#### Exercise aim:
Drop the images. Copy every line below character for character.

--- Exercise inputs Enclosed Below ---

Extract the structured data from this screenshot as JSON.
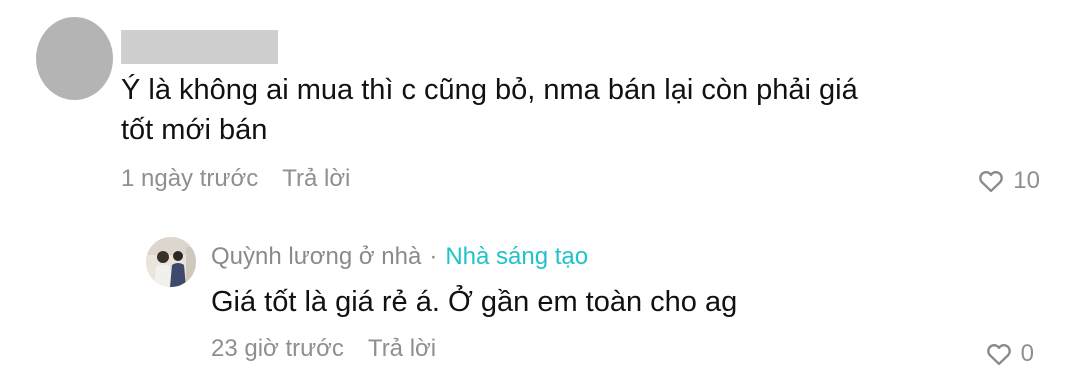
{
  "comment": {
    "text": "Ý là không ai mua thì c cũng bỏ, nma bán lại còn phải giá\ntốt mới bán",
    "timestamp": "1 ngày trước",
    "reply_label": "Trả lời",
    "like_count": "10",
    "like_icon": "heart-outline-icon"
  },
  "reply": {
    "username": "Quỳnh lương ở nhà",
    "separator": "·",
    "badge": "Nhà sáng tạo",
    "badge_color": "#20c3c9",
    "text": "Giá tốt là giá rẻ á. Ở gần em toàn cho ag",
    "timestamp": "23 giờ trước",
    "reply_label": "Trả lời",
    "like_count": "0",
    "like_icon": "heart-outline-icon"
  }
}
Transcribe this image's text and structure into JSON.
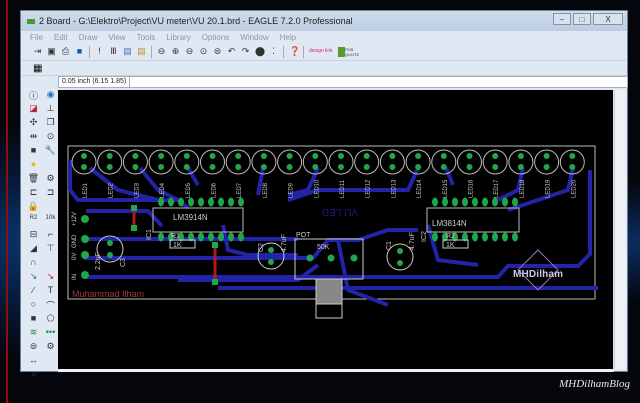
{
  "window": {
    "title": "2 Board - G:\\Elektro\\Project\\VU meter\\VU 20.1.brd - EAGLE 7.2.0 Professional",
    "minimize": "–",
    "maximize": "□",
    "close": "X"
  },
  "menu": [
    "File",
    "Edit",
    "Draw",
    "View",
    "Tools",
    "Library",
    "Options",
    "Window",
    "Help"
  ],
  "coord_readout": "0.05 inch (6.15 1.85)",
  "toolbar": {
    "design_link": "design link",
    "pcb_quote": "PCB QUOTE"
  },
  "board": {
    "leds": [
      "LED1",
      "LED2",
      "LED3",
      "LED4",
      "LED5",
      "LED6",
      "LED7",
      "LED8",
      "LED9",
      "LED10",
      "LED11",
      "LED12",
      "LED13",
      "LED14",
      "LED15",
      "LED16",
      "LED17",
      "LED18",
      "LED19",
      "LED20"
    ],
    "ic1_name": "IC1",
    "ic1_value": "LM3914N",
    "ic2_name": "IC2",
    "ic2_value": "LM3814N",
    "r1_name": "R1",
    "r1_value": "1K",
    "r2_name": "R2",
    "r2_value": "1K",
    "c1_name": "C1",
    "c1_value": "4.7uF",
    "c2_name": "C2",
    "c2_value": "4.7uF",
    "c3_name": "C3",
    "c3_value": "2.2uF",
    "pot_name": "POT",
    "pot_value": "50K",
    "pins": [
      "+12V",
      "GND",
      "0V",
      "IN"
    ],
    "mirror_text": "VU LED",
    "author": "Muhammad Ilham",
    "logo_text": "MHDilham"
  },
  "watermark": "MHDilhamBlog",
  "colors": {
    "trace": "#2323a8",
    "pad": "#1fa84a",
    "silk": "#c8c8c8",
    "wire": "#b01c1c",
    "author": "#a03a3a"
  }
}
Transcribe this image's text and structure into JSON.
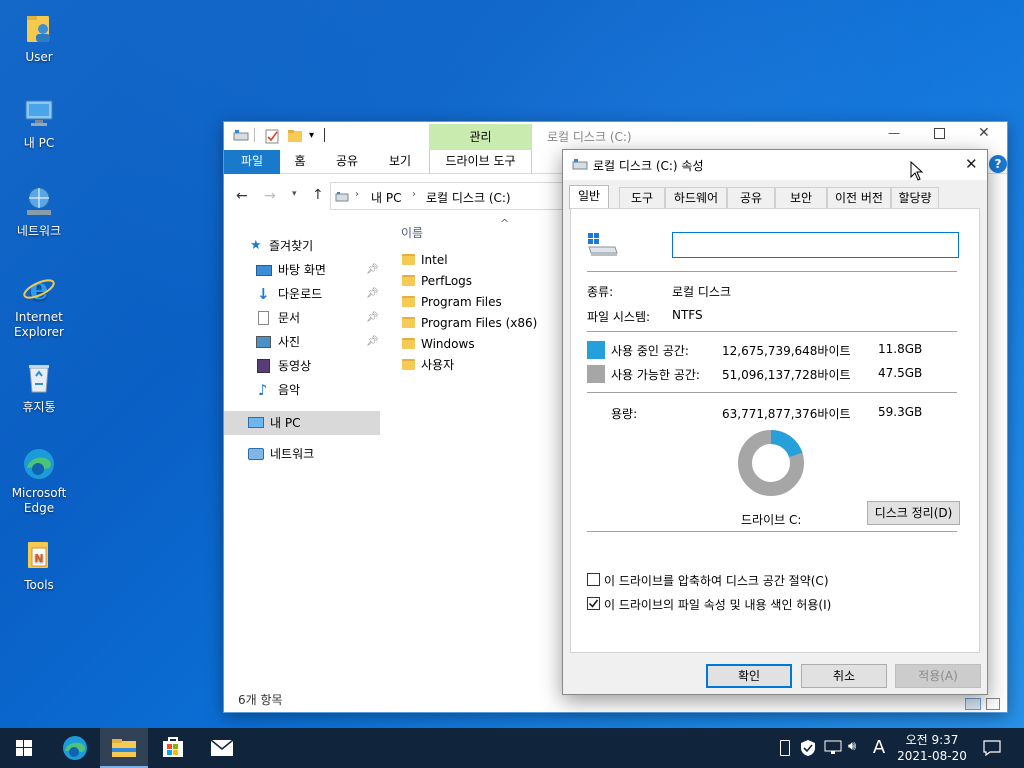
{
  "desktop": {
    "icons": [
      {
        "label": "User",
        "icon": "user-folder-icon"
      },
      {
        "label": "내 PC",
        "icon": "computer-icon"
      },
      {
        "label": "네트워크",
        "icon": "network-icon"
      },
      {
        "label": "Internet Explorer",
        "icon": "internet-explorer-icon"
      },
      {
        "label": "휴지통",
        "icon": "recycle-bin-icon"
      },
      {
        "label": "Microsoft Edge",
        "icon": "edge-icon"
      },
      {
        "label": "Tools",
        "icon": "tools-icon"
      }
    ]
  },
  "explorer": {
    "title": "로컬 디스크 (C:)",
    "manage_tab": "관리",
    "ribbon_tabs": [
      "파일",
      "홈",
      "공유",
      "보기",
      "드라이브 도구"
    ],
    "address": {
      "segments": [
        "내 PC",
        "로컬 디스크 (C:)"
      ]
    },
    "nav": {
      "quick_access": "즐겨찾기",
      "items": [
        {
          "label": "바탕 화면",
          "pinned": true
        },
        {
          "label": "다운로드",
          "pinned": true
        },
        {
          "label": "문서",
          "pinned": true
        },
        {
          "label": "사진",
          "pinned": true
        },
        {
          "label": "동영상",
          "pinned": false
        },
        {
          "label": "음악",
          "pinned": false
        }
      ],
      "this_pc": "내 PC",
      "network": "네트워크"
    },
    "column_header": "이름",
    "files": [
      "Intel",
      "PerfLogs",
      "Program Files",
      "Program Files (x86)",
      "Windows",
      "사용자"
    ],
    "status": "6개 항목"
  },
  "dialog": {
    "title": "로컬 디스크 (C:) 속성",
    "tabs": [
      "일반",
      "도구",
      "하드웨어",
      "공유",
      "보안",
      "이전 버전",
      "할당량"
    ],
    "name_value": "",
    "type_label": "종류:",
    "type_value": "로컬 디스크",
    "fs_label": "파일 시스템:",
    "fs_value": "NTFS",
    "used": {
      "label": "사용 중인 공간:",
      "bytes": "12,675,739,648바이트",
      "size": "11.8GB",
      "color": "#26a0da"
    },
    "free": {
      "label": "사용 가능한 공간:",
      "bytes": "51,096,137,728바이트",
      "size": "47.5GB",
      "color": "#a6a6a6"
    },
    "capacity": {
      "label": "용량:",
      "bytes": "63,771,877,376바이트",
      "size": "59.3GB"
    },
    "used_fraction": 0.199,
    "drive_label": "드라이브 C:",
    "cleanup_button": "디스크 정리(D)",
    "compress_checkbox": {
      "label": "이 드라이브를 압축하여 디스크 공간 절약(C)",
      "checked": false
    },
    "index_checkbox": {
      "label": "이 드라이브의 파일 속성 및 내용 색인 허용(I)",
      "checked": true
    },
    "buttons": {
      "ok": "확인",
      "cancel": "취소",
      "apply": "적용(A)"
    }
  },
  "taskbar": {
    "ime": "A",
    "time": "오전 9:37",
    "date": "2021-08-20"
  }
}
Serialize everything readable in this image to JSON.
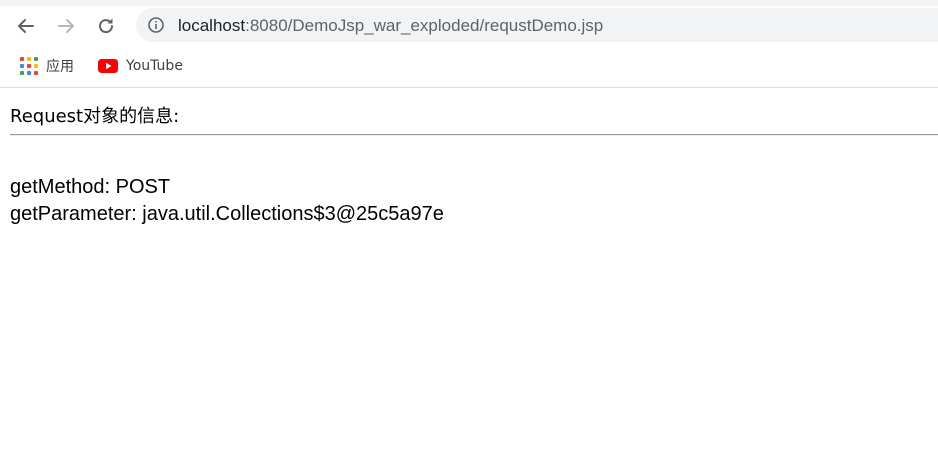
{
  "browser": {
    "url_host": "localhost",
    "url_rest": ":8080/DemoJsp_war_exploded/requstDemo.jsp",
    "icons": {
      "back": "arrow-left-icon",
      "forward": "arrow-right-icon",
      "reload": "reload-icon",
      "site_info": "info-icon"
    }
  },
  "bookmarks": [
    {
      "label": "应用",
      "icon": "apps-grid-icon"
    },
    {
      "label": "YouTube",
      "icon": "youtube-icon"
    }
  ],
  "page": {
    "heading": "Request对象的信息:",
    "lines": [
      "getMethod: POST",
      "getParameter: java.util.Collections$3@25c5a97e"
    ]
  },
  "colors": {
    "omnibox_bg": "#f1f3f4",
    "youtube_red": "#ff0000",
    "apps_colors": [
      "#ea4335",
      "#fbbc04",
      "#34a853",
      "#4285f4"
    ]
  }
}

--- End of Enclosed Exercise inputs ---

#### Solution for this problem:
Extract the structured data from this screenshot as JSON.
{
  "comment": {
    "text": "Ý là không ai mua thì c cũng bỏ, nma bán lại còn phải giá\ntốt mới bán",
    "timestamp": "1 ngày trước",
    "reply_label": "Trả lời",
    "like_count": "10",
    "like_icon": "heart-outline-icon"
  },
  "reply": {
    "username": "Quỳnh lương ở nhà",
    "separator": "·",
    "badge": "Nhà sáng tạo",
    "badge_color": "#20c3c9",
    "text": "Giá tốt là giá rẻ á. Ở gần em toàn cho ag",
    "timestamp": "23 giờ trước",
    "reply_label": "Trả lời",
    "like_count": "0",
    "like_icon": "heart-outline-icon"
  }
}
Transcribe this image's text and structure into JSON.
{
  "window": {
    "title": "2 Board - G:\\Elektro\\Project\\VU meter\\VU 20.1.brd - EAGLE 7.2.0 Professional",
    "minimize": "–",
    "maximize": "□",
    "close": "X"
  },
  "menu": [
    "File",
    "Edit",
    "Draw",
    "View",
    "Tools",
    "Library",
    "Options",
    "Window",
    "Help"
  ],
  "coord_readout": "0.05 inch (6.15 1.85)",
  "toolbar": {
    "design_link": "design link",
    "pcb_quote": "PCB QUOTE"
  },
  "board": {
    "leds": [
      "LED1",
      "LED2",
      "LED3",
      "LED4",
      "LED5",
      "LED6",
      "LED7",
      "LED8",
      "LED9",
      "LED10",
      "LED11",
      "LED12",
      "LED13",
      "LED14",
      "LED15",
      "LED16",
      "LED17",
      "LED18",
      "LED19",
      "LED20"
    ],
    "ic1_name": "IC1",
    "ic1_value": "LM3914N",
    "ic2_name": "IC2",
    "ic2_value": "LM3814N",
    "r1_name": "R1",
    "r1_value": "1K",
    "r2_name": "R2",
    "r2_value": "1K",
    "c1_name": "C1",
    "c1_value": "4.7uF",
    "c2_name": "C2",
    "c2_value": "4.7uF",
    "c3_name": "C3",
    "c3_value": "2.2uF",
    "pot_name": "POT",
    "pot_value": "50K",
    "pins": [
      "+12V",
      "GND",
      "0V",
      "IN"
    ],
    "mirror_text": "VU LED",
    "author": "Muhammad Ilham",
    "logo_text": "MHDilham"
  },
  "watermark": "MHDilhamBlog",
  "colors": {
    "trace": "#2323a8",
    "pad": "#1fa84a",
    "silk": "#c8c8c8",
    "wire": "#b01c1c",
    "author": "#a03a3a"
  }
}
Transcribe this image's text and structure into JSON.
{
  "desktop": {
    "icons": [
      {
        "label": "User",
        "icon": "user-folder-icon"
      },
      {
        "label": "내 PC",
        "icon": "computer-icon"
      },
      {
        "label": "네트워크",
        "icon": "network-icon"
      },
      {
        "label": "Internet Explorer",
        "icon": "internet-explorer-icon"
      },
      {
        "label": "휴지통",
        "icon": "recycle-bin-icon"
      },
      {
        "label": "Microsoft Edge",
        "icon": "edge-icon"
      },
      {
        "label": "Tools",
        "icon": "tools-icon"
      }
    ]
  },
  "explorer": {
    "title": "로컬 디스크 (C:)",
    "manage_tab": "관리",
    "ribbon_tabs": [
      "파일",
      "홈",
      "공유",
      "보기",
      "드라이브 도구"
    ],
    "address": {
      "segments": [
        "내 PC",
        "로컬 디스크 (C:)"
      ]
    },
    "nav": {
      "quick_access": "즐겨찾기",
      "items": [
        {
          "label": "바탕 화면",
          "pinned": true
        },
        {
          "label": "다운로드",
          "pinned": true
        },
        {
          "label": "문서",
          "pinned": true
        },
        {
          "label": "사진",
          "pinned": true
        },
        {
          "label": "동영상",
          "pinned": false
        },
        {
          "label": "음악",
          "pinned": false
        }
      ],
      "this_pc": "내 PC",
      "network": "네트워크"
    },
    "column_header": "이름",
    "files": [
      "Intel",
      "PerfLogs",
      "Program Files",
      "Program Files (x86)",
      "Windows",
      "사용자"
    ],
    "status": "6개 항목"
  },
  "dialog": {
    "title": "로컬 디스크 (C:) 속성",
    "tabs": [
      "일반",
      "도구",
      "하드웨어",
      "공유",
      "보안",
      "이전 버전",
      "할당량"
    ],
    "name_value": "",
    "type_label": "종류:",
    "type_value": "로컬 디스크",
    "fs_label": "파일 시스템:",
    "fs_value": "NTFS",
    "used": {
      "label": "사용 중인 공간:",
      "bytes": "12,675,739,648바이트",
      "size": "11.8GB",
      "color": "#26a0da"
    },
    "free": {
      "label": "사용 가능한 공간:",
      "bytes": "51,096,137,728바이트",
      "size": "47.5GB",
      "color": "#a6a6a6"
    },
    "capacity": {
      "label": "용량:",
      "bytes": "63,771,877,376바이트",
      "size": "59.3GB"
    },
    "used_fraction": 0.199,
    "drive_label": "드라이브 C:",
    "cleanup_button": "디스크 정리(D)",
    "compress_checkbox": {
      "label": "이 드라이브를 압축하여 디스크 공간 절약(C)",
      "checked": false
    },
    "index_checkbox": {
      "label": "이 드라이브의 파일 속성 및 내용 색인 허용(I)",
      "checked": true
    },
    "buttons": {
      "ok": "확인",
      "cancel": "취소",
      "apply": "적용(A)"
    }
  },
  "taskbar": {
    "ime": "A",
    "time": "오전 9:37",
    "date": "2021-08-20"
  }
}
Serialize everything readable in this image to JSON.
{
  "browser": {
    "url_host": "localhost",
    "url_rest": ":8080/DemoJsp_war_exploded/requstDemo.jsp",
    "icons": {
      "back": "arrow-left-icon",
      "forward": "arrow-right-icon",
      "reload": "reload-icon",
      "site_info": "info-icon"
    }
  },
  "bookmarks": [
    {
      "label": "应用",
      "icon": "apps-grid-icon"
    },
    {
      "label": "YouTube",
      "icon": "youtube-icon"
    }
  ],
  "page": {
    "heading": "Request对象的信息:",
    "lines": [
      "getMethod: POST",
      "getParameter: java.util.Collections$3@25c5a97e"
    ]
  },
  "colors": {
    "omnibox_bg": "#f1f3f4",
    "youtube_red": "#ff0000",
    "apps_colors": [
      "#ea4335",
      "#fbbc04",
      "#34a853",
      "#4285f4"
    ]
  }
}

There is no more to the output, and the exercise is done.